We need to act because all the scientific research and evidence in the world does not seem to be shifting people or policy. If that isn’t evident from the muted response by governments to the most recent IPCC report, or the downright blatant rejection by others, see the UK’s and Australia’s responses in both word and deed.

One reason is because there are two types of power here – hidden and invisible. Hidden power is the back door dealings, the lobbying, the horse trading, the old boy’s network. Such vested interests do not need evidence to operate. Invisible power is more insidious, causing the relatively powerless to internalize and accept their condition.[3] The #MeToo movement is a great and welcome example of invisible power becoming visible.

We need to act. We need to move. Moral psychology has developed the analogy of the hive. We are 90% chimp and 10% bee. In our minds, we each possess a hive switch[4] and once flipped, it allows us to transcend our individual self-interest and feel the power of the collective, the power of the group, to be part of something larger than our individual selves. We have all experienced the flipping of the switch, be it through the simple awe of nature, the ecstatic energy of dance at a rave, or through the traditional use of hallucinogens (such as Ayahuasca) to mark the transition to adulthood. In a group dynamic the flipped hive switch fosters love, trust and equality. It offers us another strategy to cement the movement through collective actions – let’s bring back raves,  forest sit-ins, you name it! I would get outside for that and I think we could convince a lot of other people to do so too.

[1] For more I recommend this; Simon Lewis and Mark Maslin’s The Human Planet. https://www.penguin.co.uk/books/298/298037/the-human-planet/9780241280881.html

[2] https://www.chelseagreen.com/product/what-we-think-about-when-we-try-not-to-think-about-global-warming/ or the ubiquitous Ted Talk summary is here: https://www.ted.com/talks/per_espen_stoknes_how_to_transform_apocalypse_fatigue_into_action_on_global_warming

[3] You can download Duncan Green’s book How Change Happens for free here: http://how-change-happens.com/

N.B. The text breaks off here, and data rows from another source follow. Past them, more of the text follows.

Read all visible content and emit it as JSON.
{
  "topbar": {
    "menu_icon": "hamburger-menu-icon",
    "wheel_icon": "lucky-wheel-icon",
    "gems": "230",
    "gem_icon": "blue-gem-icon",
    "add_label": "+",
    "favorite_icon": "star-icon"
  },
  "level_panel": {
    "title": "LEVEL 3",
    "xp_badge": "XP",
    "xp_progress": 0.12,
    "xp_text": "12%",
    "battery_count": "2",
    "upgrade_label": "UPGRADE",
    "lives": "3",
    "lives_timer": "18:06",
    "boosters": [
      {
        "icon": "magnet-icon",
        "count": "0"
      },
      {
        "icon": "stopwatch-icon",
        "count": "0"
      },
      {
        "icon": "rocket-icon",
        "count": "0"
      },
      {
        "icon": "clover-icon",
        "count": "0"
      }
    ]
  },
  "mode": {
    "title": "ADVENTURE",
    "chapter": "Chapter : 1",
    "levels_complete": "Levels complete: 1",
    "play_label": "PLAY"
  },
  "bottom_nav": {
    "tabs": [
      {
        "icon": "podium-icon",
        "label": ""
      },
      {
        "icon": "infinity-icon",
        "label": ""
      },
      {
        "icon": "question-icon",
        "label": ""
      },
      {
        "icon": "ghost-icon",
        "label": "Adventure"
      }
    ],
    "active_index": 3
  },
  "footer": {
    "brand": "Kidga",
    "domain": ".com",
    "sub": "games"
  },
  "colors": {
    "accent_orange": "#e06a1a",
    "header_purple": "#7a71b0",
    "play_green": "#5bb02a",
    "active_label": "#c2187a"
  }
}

[4] You can read about the hive in Jonathan Haidt’s book “The Righteous Mind. Why good people are divided by politics and religion” https://righteousmind.com/ The last chapter will make you rethink conservatives!